Early Identification of Motor and Cognitive Delays in Infants with Susan Harris
DESCRIPTION OF SESSION:
Following a brief description of the uses, strengths and limitations of three earlier tests (Movement Assessment of Infants, Alberta Infant Motor Scale, Test of Infant Motor Performance), participants will be introduced to the Harris Infant Neuromotor Test (HINT), a reliable valid, and norm-referenced tool for screening low-risk (typically developing) or high-risk infants aged 2.5 to 12.5 months. A family-centered test, the HINT includes a questionnaire to examine the parent/primary caregiver’s opinions and level of concern about how their infant moves and plays. Although primarily a neuromotor screening test, the HINT also includes items aimed at identifying early cognitive or behavioral concerns, e.g., stereotypical behaviors, head circumference.
Relevance to Physiotherapy Practice

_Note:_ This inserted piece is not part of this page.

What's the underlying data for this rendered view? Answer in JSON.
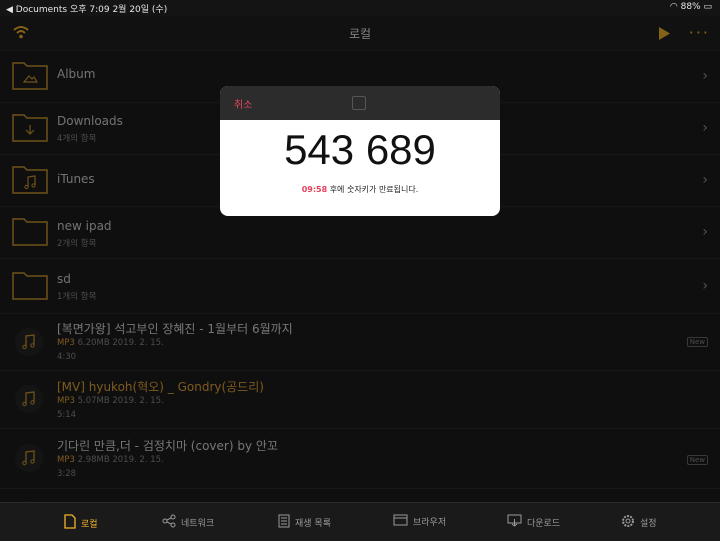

Through research conducted on the HINT, the test has been shown to: (1) corroborate the parent/primary caregiver’s level of concern about their infant’s movement and play; (2) discriminate between infants at low- and high-risk for developmental motor delay at 4, 5, 7, and 8 months; (3) correctly identify infants who do not have a neuromotor delay; (4) have predictive correlations equal to or slightly greater than those for the Alberta Infant Motor Scale (AIMS); and (5) categorize infants’ levels of motor delay (within normal limits, mild delay, significant delay) the same as with the Bayley-II Motor Scale.
Paediatric PTs/PTAs who work with infants in clinical, research or academic settings who wish to learn more about infant assessment/screening.
Upon completion of this workshop participants will be able to:
(1) Identify the purposes, strengths and limitations of the Movement Assessment of Infants (MAI), Alberta Infant Motor Scale (AIMS), and Test of Infant Motor Performance (TIMP).
(2) Describe the purpose, age range, intended population and qualifications of those who can administer and score the HINT.
(3) Trace the development of the HINT including reliability, concurrent and predictive validity and standardization.
(4) List 5 conclusions based on HINT research regarding maternal educational differences, ethnic differences, the validity of using the HINT for US infants, and comparisons to the AIMS.
(5) Discuss a clinical case example of a 9.5-month-old infant referred because of maternal developmental concerns and assessed on the HINT and Bayley-II.
Susan Harris, PT, PhD, FCAHS
A Professor Emerita in the Department of Physical Therapy in the Faculty of Medicine at UBC, Susan is the former Editor-in-Chief of Physiotherapy Canada and currently serves on the editorial board of Infants & Young Children. Her paediatric research has focused on early diagnosis of movement disorders in infants and the effectiveness of early intervention for at-risk infants and children with neurodevelopmental disabilities. She is co-author, with Dr. Marci Hanson, of Teaching the Young Child with Motor Delays: A Guide for Parents and Professionals (1986), primary author of the 2009 manual for the Harris Infant Neuromotor Test (HINT), and has authored/co-authored more than 160 peer-reviewed journal articles.
The Paediatric Division is a special interest group within the Canadian Physiotherapy Association. Our membership consists of clinicians from all practice settings, students, educators, researchers, physiotherapy assistants and administrators all of whom have a passion for promoting participation and enhancing the lives of children and their families. We are dedicated to provide resources and information for paediatric patients and their families to promote participation and function independence in all aspects of life.
|Instructor Name||Canadian Physiotherapy Association, Paediatric Division|
|Access Duration||Indefinite access after purchase|